Keep reading... Show less
Animals
Tucuxi Amazon river dolphins (Sotalia fluviatilis). Projeto Boto

Hunting, Fishing Cause Dramatic Decline in Amazon River Dolphins

By Claire Asher

Populations of two species of river dolphin in the Amazon are halving every decade, according to the results of a twenty-two year survey.

The Amazon rainforest is home to the Amazon river dolphin, or Boto (Inia geoffrensis) and the Tucuxi (Sotalia fluviatilis). But the results of a long-term study published in PLoS ONE show that both of these once abundant aquatic mammals are now in rapid decline in the Brazilian Amazon, likely due to hunting and fishing.

Keep reading... Show less
Sponsored
Energy

'Historic First': Nebraska Farmers Return Land to Ponca Tribe in Effort to Block Keystone XL

By Jessica Corbett

In a move that could challenge the proposed path of TransCanada's Keystone XL pipeline—and acknowledges the U.S. government's long history of abusing Native Americans and forcing them off their lands—a Nebraska farm couple has returned a portion of ancestral land to the Ponca Tribe.

Keep reading... Show less
Business

Sustainable Fashion Innovator Makes Fiber From Pineapple Leaves

In 1960, 97 percent of the fibers used in clothing came from natural materials. Today that number has fallen to 35 percent. But sustainable fashion veteran Isaac Nichelson wants to reverse that trend.

His company, Circular Systems S.P.C. (Social Purpose Corp.), has developed an innovative technology for turning food waste into thread, according to a Fast Company profile published Friday.

Keep reading... Show less
Sponsored
Politics
EPA Administrator Scott Pruitt at the U.S. House Committee on Energy and Commerce Subcommittee on Environment on April 26. EPA / YouTube

Chair of Senate Environment Panel to Call Scott Pruitt to Testify on Scandals

The Republican chairman of the Senate committee with oversight of the U.S. Environmental Protection Agency (EPA) plans to call the agency's embattled chief Scott Pruitt to testify, specifically in response to multiple scandals and investigations surrounding the administrator.

Through a spokesperson, Sen. John Barrasso, R-Wyo., informed Reuters of his decision to compel Pruitt to come before the Environment and Public Works Committee to answer questions about his alleged abuse of his office.

Keep reading... Show less
Politics
Pexels

Senate’s Farm Bill Moves Forward—But What Is It, Anyway?

By Shannan Lenke Stoll

The Senate Agriculture Committee just passed its version of a farm bill in a 20-1 vote Thursday. It's one more step in what has been a delayed journey to pass a 2018–2022 bill before the current one expires in September.
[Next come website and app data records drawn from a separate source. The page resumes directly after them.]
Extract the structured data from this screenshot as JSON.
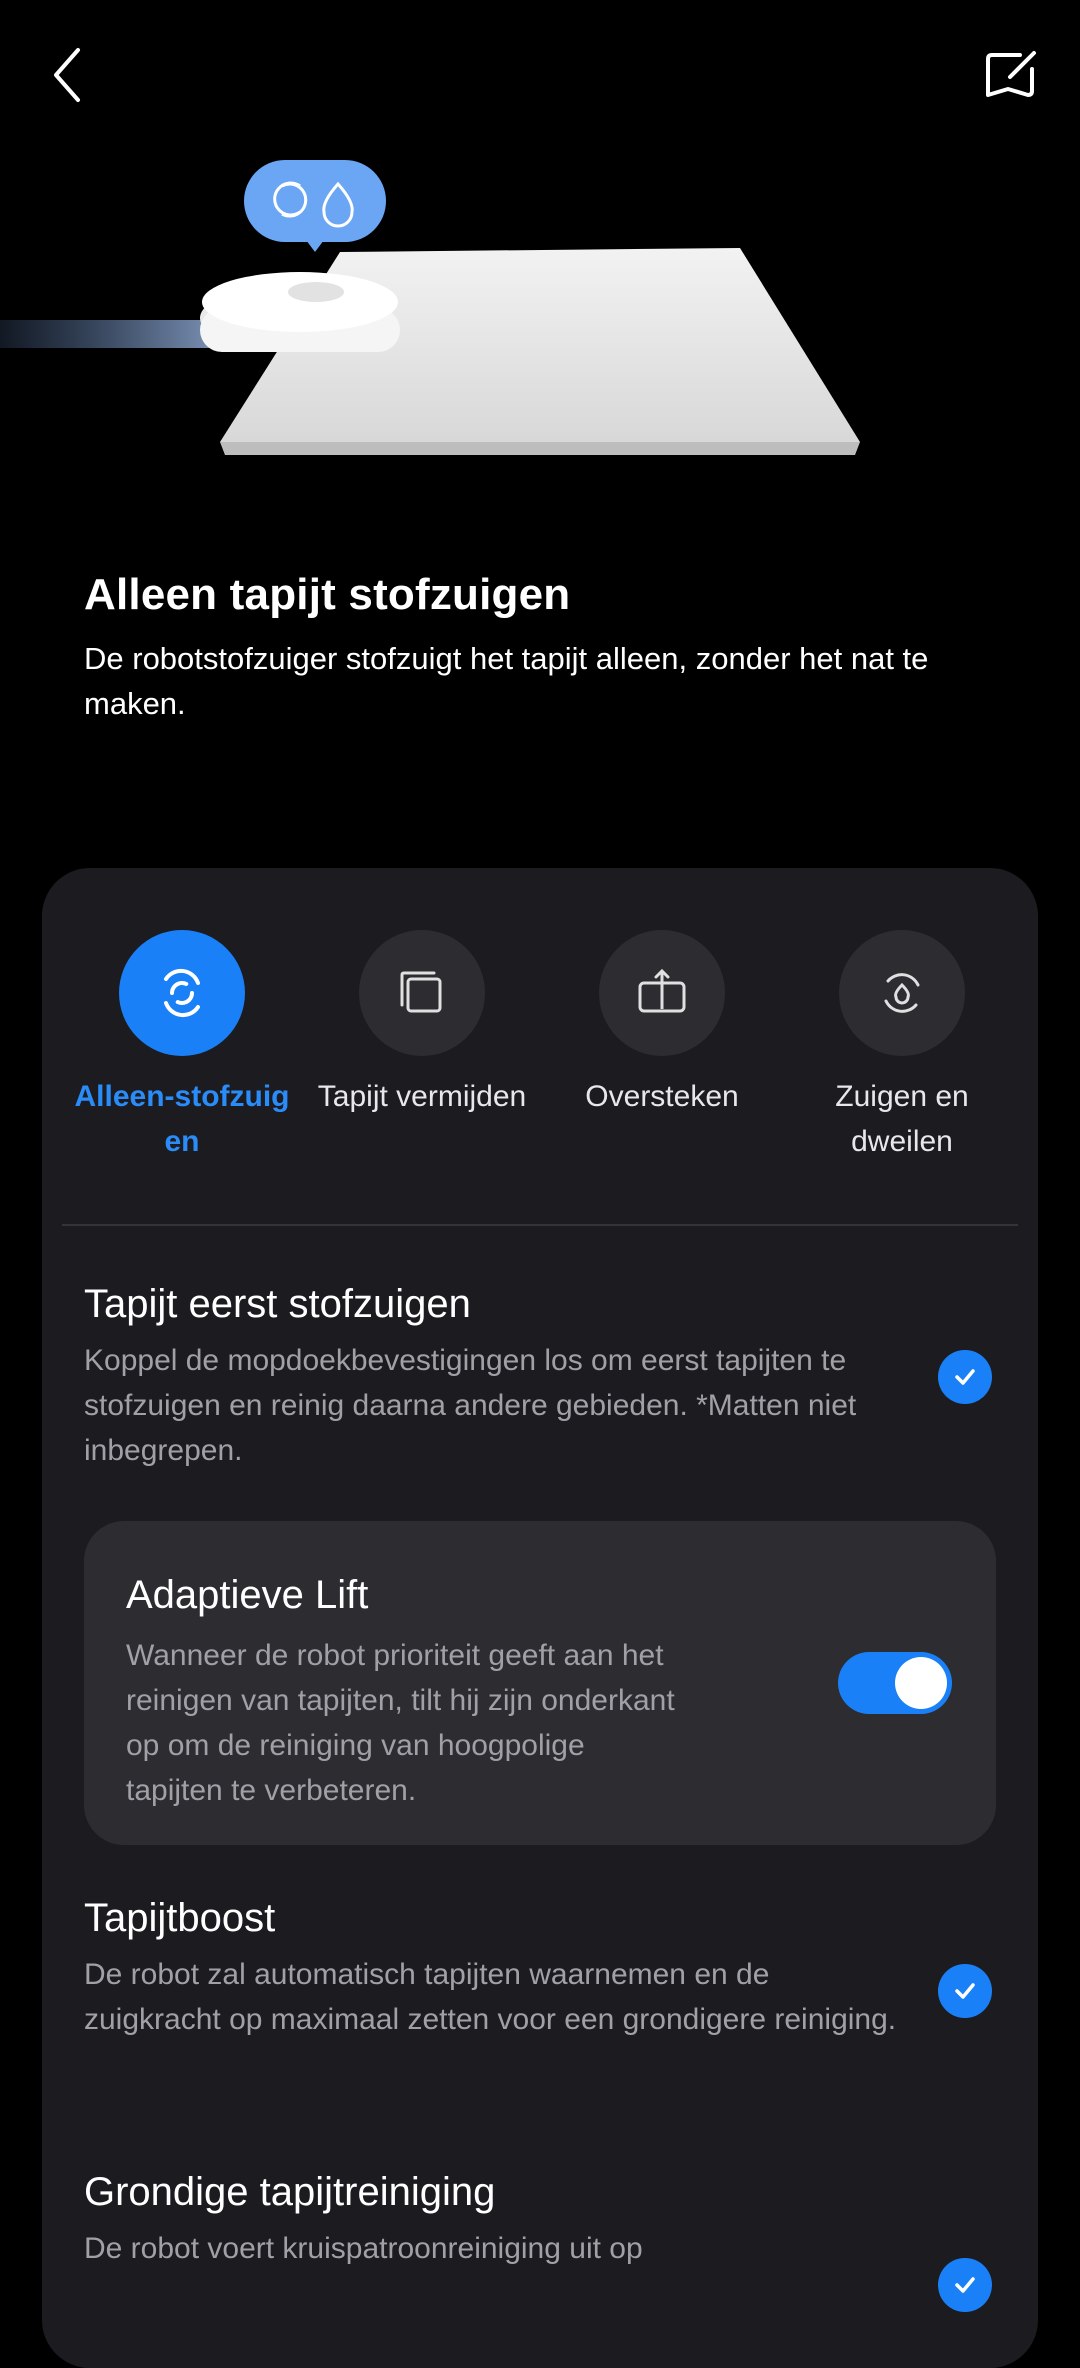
{
  "header": {
    "back_icon": "chevron-left-icon",
    "edit_icon": "edit-square-icon"
  },
  "hero": {
    "badge_icons": [
      "vacuum-swirl-icon",
      "water-drop-icon"
    ]
  },
  "intro": {
    "title": "Alleen tapijt stofzuigen",
    "description": "De robotstofzuiger stofzuigt het tapijt alleen, zonder het nat te maken."
  },
  "modes": [
    {
      "label": "Alleen-stofzuig en",
      "icon": "swirl-icon",
      "active": true
    },
    {
      "label": "Tapijt vermijden",
      "icon": "rug-avoid-icon",
      "active": false
    },
    {
      "label": "Oversteken",
      "icon": "cross-over-icon",
      "active": false
    },
    {
      "label": "Zuigen en dweilen",
      "icon": "vacuum-mop-icon",
      "active": false
    }
  ],
  "options": {
    "vacuum_first": {
      "title": "Tapijt eerst stofzuigen",
      "description": "Koppel de mopdoekbevestigingen los om eerst tapijten te stofzuigen en reinig daarna andere gebieden. *Matten niet inbegrepen.",
      "checked": true
    },
    "adaptive_lift": {
      "title": "Adaptieve Lift",
      "description": "Wanneer de robot prioriteit geeft aan het reinigen van tapijten, tilt hij zijn onderkant op om de reiniging van hoogpolige tapijten te verbeteren.",
      "enabled": true
    },
    "boost": {
      "title": "Tapijtboost",
      "description": "De robot zal automatisch tapijten waarnemen en de zuigkracht op maximaal zetten voor een grondigere reiniging.",
      "checked": true
    },
    "deep_clean": {
      "title": "Grondige tapijtreiniging",
      "description": "De robot voert kruispatroonreiniging uit op",
      "checked": true
    }
  },
  "colors": {
    "accent": "#1a80f7",
    "panel": "#1c1c20",
    "subcard": "#2c2c31"
  }
}
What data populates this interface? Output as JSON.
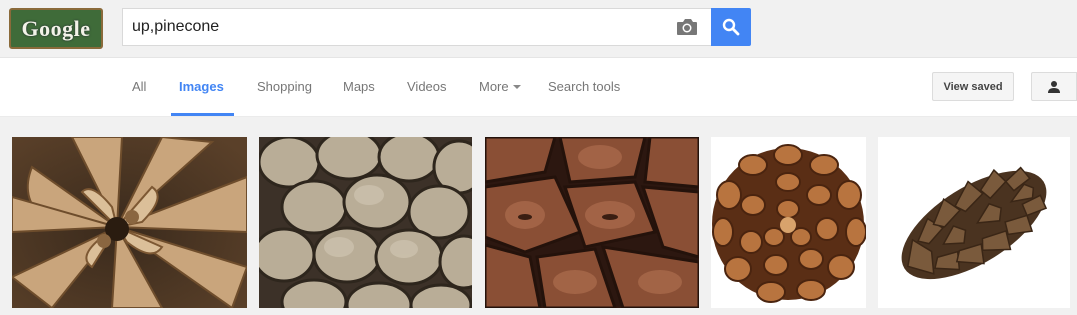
{
  "header": {
    "logo_text": "Google",
    "search_value": "up,pinecone",
    "camera_icon": "camera-icon",
    "search_icon": "magnifier-icon"
  },
  "nav": {
    "tabs": [
      "All",
      "Images",
      "Shopping",
      "Maps",
      "Videos",
      "More",
      "Search tools"
    ],
    "active_tab": "Images",
    "view_saved": "View saved",
    "account_icon": "person-icon"
  },
  "colors": {
    "accent": "#4285f4",
    "page_bg": "#f1f1f1"
  },
  "results": [
    {
      "subject": "pinecone scales close-up"
    },
    {
      "subject": "grey pinecone texture"
    },
    {
      "subject": "reddish pinecone scales"
    },
    {
      "subject": "pinecone bottom view"
    },
    {
      "subject": "brown pinecone on white"
    }
  ]
}
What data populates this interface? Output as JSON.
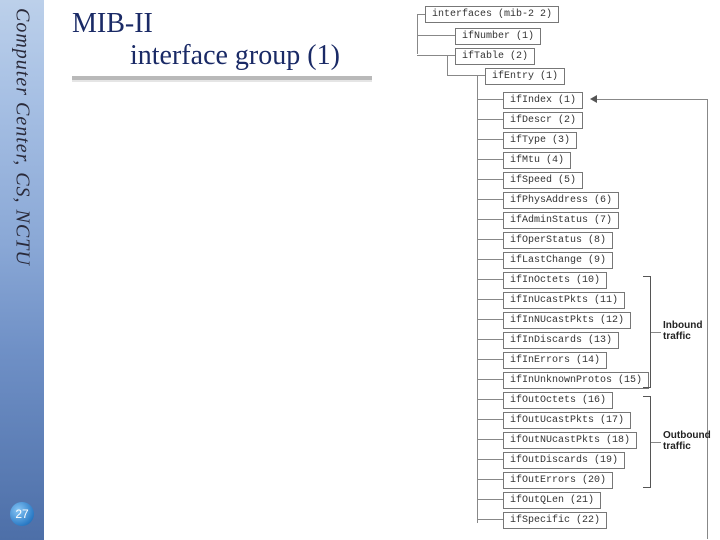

Keep reading... Show less
Sponsored

mail-copy

The best of EcoWatch, right in your inbox. Sign up for our email newsletter!